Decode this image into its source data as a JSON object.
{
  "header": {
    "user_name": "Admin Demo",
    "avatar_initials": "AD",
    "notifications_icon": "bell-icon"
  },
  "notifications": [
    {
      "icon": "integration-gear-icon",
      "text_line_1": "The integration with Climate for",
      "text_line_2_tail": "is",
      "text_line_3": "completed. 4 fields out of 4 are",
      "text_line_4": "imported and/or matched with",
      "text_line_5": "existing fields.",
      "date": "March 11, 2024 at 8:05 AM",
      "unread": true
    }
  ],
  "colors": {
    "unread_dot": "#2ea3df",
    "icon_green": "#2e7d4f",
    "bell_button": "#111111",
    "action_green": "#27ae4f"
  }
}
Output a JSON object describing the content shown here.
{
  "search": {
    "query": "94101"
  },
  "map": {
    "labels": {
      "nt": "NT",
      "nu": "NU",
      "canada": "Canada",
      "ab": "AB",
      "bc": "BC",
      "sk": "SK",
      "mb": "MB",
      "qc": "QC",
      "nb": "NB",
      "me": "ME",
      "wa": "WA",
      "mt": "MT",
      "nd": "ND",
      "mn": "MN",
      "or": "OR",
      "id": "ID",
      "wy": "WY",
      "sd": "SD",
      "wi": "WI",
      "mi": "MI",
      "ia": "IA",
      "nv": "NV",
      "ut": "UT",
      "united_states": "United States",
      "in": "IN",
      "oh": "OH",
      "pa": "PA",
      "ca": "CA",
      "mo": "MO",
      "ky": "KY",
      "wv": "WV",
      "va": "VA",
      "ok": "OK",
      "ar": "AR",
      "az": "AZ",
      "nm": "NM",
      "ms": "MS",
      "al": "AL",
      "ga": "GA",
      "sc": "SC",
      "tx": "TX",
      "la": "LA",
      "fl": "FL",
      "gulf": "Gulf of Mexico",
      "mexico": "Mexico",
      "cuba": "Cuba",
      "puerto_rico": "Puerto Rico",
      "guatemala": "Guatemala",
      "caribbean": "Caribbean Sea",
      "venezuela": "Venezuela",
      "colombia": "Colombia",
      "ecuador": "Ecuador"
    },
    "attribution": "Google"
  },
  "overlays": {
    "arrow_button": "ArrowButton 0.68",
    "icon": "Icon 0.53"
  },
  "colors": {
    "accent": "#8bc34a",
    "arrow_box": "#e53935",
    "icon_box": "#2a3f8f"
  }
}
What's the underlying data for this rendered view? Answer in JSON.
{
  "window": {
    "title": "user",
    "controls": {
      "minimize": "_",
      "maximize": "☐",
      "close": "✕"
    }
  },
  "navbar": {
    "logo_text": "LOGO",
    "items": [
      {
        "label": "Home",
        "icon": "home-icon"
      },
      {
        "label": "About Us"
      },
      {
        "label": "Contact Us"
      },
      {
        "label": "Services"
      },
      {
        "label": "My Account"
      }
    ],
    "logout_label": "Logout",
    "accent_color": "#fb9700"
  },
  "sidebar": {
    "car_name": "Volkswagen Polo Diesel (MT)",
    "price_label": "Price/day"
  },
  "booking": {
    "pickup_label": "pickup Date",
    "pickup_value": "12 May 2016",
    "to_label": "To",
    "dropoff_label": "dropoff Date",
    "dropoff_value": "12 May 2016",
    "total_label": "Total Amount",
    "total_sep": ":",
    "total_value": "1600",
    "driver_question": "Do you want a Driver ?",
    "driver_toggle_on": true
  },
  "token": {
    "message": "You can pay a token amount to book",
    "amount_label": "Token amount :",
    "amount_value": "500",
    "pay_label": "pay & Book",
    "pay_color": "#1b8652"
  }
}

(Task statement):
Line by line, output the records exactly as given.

(Answer area):
Decode this image into its source data as a JSON object.
{
  "header": {
    "user_name": "Admin Demo",
    "avatar_initials": "AD",
    "notifications_icon": "bell-icon"
  },
  "notifications": [
    {
      "icon": "integration-gear-icon",
      "text_line_1": "The integration with Climate for",
      "text_line_2_tail": "is",
      "text_line_3": "completed. 4 fields out of 4 are",
      "text_line_4": "imported and/or matched with",
      "text_line_5": "existing fields.",
      "date": "March 11, 2024 at 8:05 AM",
      "unread": true
    }
  ],
  "colors": {
    "unread_dot": "#2ea3df",
    "icon_green": "#2e7d4f",
    "bell_button": "#111111",
    "action_green": "#27ae4f"
  }
}
Output a JSON object describing the content shown here.
{
  "search": {
    "query": "94101"
  },
  "map": {
    "labels": {
      "nt": "NT",
      "nu": "NU",
      "canada": "Canada",
      "ab": "AB",
      "bc": "BC",
      "sk": "SK",
      "mb": "MB",
      "qc": "QC",
      "nb": "NB",
      "me": "ME",
      "wa": "WA",
      "mt": "MT",
      "nd": "ND",
      "mn": "MN",
      "or": "OR",
      "id": "ID",
      "wy": "WY",
      "sd": "SD",
      "wi": "WI",
      "mi": "MI",
      "ia": "IA",
      "nv": "NV",
      "ut": "UT",
      "united_states": "United States",
      "in": "IN",
      "oh": "OH",
      "pa": "PA",
      "ca": "CA",
      "mo": "MO",
      "ky": "KY",
      "wv": "WV",
      "va": "VA",
      "ok": "OK",
      "ar": "AR",
      "az": "AZ",
      "nm": "NM",
      "ms": "MS",
      "al": "AL",
      "ga": "GA",
      "sc": "SC",
      "tx": "TX",
      "la": "LA",
      "fl": "FL",
      "gulf": "Gulf of Mexico",
      "mexico": "Mexico",
      "cuba": "Cuba",
      "puerto_rico": "Puerto Rico",
      "guatemala": "Guatemala",
      "caribbean": "Caribbean Sea",
      "venezuela": "Venezuela",
      "colombia": "Colombia",
      "ecuador": "Ecuador"
    },
    "attribution": "Google"
  },
  "overlays": {
    "arrow_button": "ArrowButton 0.68",
    "icon": "Icon 0.53"
  },
  "colors": {
    "accent": "#8bc34a",
    "arrow_box": "#e53935",
    "icon_box": "#2a3f8f"
  }
}
What's the underlying data for this rendered view? Answer in JSON.
{
  "window": {
    "title": "user",
    "controls": {
      "minimize": "_",
      "maximize": "☐",
      "close": "✕"
    }
  },
  "navbar": {
    "logo_text": "LOGO",
    "items": [
      {
        "label": "Home",
        "icon": "home-icon"
      },
      {
        "label": "About Us"
      },
      {
        "label": "Contact Us"
      },
      {
        "label": "Services"
      },
      {
        "label": "My Account"
      }
    ],
    "logout_label": "Logout",
    "accent_color": "#fb9700"
  },
  "sidebar": {
    "car_name": "Volkswagen Polo Diesel (MT)",
    "price_label": "Price/day"
  },
  "booking": {
    "pickup_label": "pickup Date",
    "pickup_value": "12 May 2016",
    "to_label": "To",
    "dropoff_label": "dropoff Date",
    "dropoff_value": "12 May 2016",
    "total_label": "Total Amount",
    "total_sep": ":",
    "total_value": "1600",
    "driver_question": "Do you want a Driver ?",
    "driver_toggle_on": true
  },
  "token": {
    "message": "You can pay a token amount to book",
    "amount_label": "Token amount :",
    "amount_value": "500",
    "pay_label": "pay & Book",
    "pay_color": "#1b8652"
  }
}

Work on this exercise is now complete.